> _Your objective_
Give the number of lines that contain "program" in the listing, and write nothing else.

> _Task data_
----

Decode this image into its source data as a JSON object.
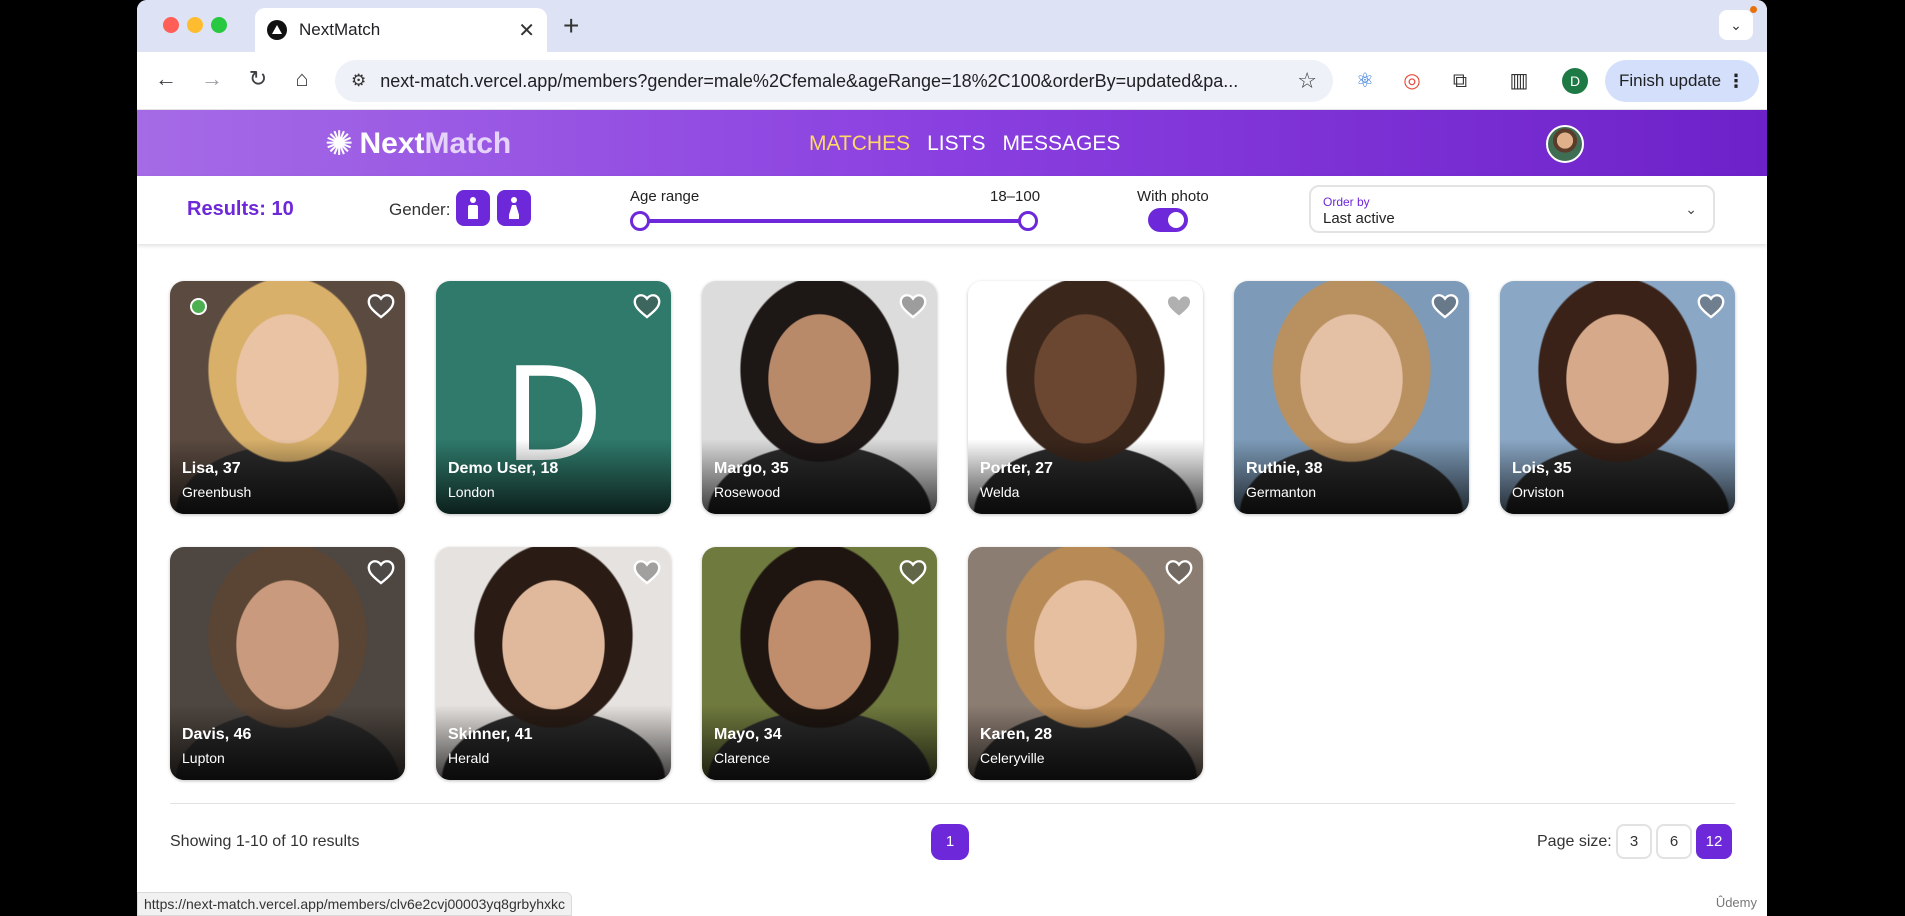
{
  "browser": {
    "tab_title": "NextMatch",
    "url": "next-match.vercel.app/members?gender=male%2Cfemale&ageRange=18%2C100&orderBy=updated&pa...",
    "finish_update": "Finish update",
    "profile_initial": "D",
    "status_url": "https://next-match.vercel.app/members/clv6e2cvj00003yq8grbyhxkc"
  },
  "app": {
    "logo": {
      "part1": "Next",
      "part2": "Match"
    },
    "nav": [
      {
        "label": "MATCHES",
        "active": true
      },
      {
        "label": "LISTS",
        "active": false
      },
      {
        "label": "MESSAGES",
        "active": false
      }
    ]
  },
  "filters": {
    "results": "Results: 10",
    "gender_label": "Gender:",
    "age_label": "Age range",
    "age_value": "18–100",
    "age_range": [
      18,
      100
    ],
    "with_photo_label": "With photo",
    "with_photo": true,
    "order_by_label": "Order by",
    "order_by_value": "Last active"
  },
  "members": [
    {
      "name": "Lisa, 37",
      "city": "Greenbush",
      "online": true,
      "photo": "photo",
      "skin": "#e9c3a4",
      "hair": "#d8b06a",
      "bg": "#5a4a40"
    },
    {
      "name": "Demo User, 18",
      "city": "London",
      "online": false,
      "photo": "initial",
      "initial": "D"
    },
    {
      "name": "Margo, 35",
      "city": "Rosewood",
      "online": false,
      "photo": "photo",
      "skin": "#b98a6a",
      "hair": "#1d1716",
      "bg": "#dcdcdc"
    },
    {
      "name": "Porter, 27",
      "city": "Welda",
      "online": false,
      "photo": "photo",
      "skin": "#6b4630",
      "hair": "#3a261b",
      "bg": "#ffffff"
    },
    {
      "name": "Ruthie, 38",
      "city": "Germanton",
      "online": false,
      "photo": "photo",
      "skin": "#e4c0a5",
      "hair": "#b9905f",
      "bg": "#7d9bb8"
    },
    {
      "name": "Lois, 35",
      "city": "Orviston",
      "online": false,
      "photo": "photo",
      "skin": "#d6a98a",
      "hair": "#3a2218",
      "bg": "#8aa7c5"
    },
    {
      "name": "Davis, 46",
      "city": "Lupton",
      "online": false,
      "photo": "photo",
      "skin": "#c99a7d",
      "hair": "#5a4535",
      "bg": "#4e4640"
    },
    {
      "name": "Skinner, 41",
      "city": "Herald",
      "online": false,
      "photo": "photo",
      "skin": "#e0b89c",
      "hair": "#2a1c15",
      "bg": "#e6e2df"
    },
    {
      "name": "Mayo, 34",
      "city": "Clarence",
      "online": false,
      "photo": "photo",
      "skin": "#c08e6c",
      "hair": "#1e1510",
      "bg": "#6f7a3e"
    },
    {
      "name": "Karen, 28",
      "city": "Celeryville",
      "online": false,
      "photo": "photo",
      "skin": "#e6bfa0",
      "hair": "#b88a55",
      "bg": "#8c7d72"
    }
  ],
  "footer": {
    "showing": "Showing 1-10 of 10 results",
    "current_page": "1",
    "page_size_label": "Page size:",
    "page_sizes": [
      "3",
      "6",
      "12"
    ],
    "selected_page_size": "12"
  },
  "watermark": "Ûdemy",
  "colors": {
    "primary": "#6d28d9",
    "nav_active": "#ffd866",
    "online": "#4caf50"
  }
}
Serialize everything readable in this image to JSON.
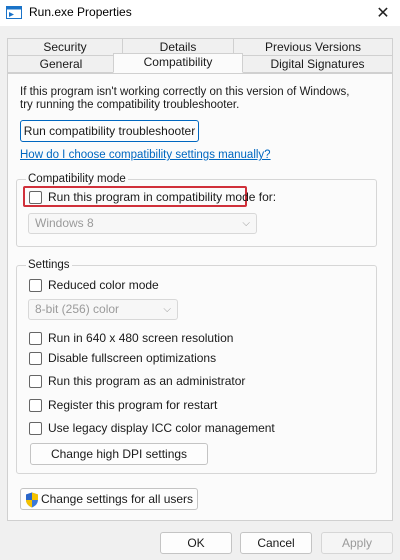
{
  "window": {
    "title": "Run.exe Properties",
    "close_glyph": "✕"
  },
  "tabs": {
    "row1": [
      {
        "label": "Security"
      },
      {
        "label": "Details"
      },
      {
        "label": "Previous Versions"
      }
    ],
    "row2": [
      {
        "label": "General"
      },
      {
        "label": "Compatibility",
        "active": true
      },
      {
        "label": "Digital Signatures"
      }
    ]
  },
  "compat": {
    "intro": "If this program isn't working correctly on this version of Windows, try running the compatibility troubleshooter.",
    "troubleshooter_button": "Run compatibility troubleshooter",
    "manual_link": "How do I choose compatibility settings manually?",
    "mode_group_label": "Compatibility mode",
    "mode_checkbox_label": "Run this program in compatibility mode for:",
    "mode_select_value": "Windows 8",
    "settings_group_label": "Settings",
    "reduced_color_label": "Reduced color mode",
    "color_select_value": "8-bit (256) color",
    "options": [
      "Run in 640 x 480 screen resolution",
      "Disable fullscreen optimizations",
      "Run this program as an administrator",
      "Register this program for restart",
      "Use legacy display ICC color management"
    ],
    "dpi_button": "Change high DPI settings",
    "all_users_button": "Change settings for all users"
  },
  "footer": {
    "ok": "OK",
    "cancel": "Cancel",
    "apply": "Apply"
  },
  "colors": {
    "accent": "#0067c0",
    "highlight_border": "#d0303a",
    "panel_bg": "#fbfbfb",
    "window_bg": "#f0f0f0"
  },
  "icons": {
    "title": "app-window-icon",
    "close": "close-icon",
    "select_chevron": "chevron-down-icon",
    "admin": "uac-shield-icon"
  }
}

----

> _Finished task_
4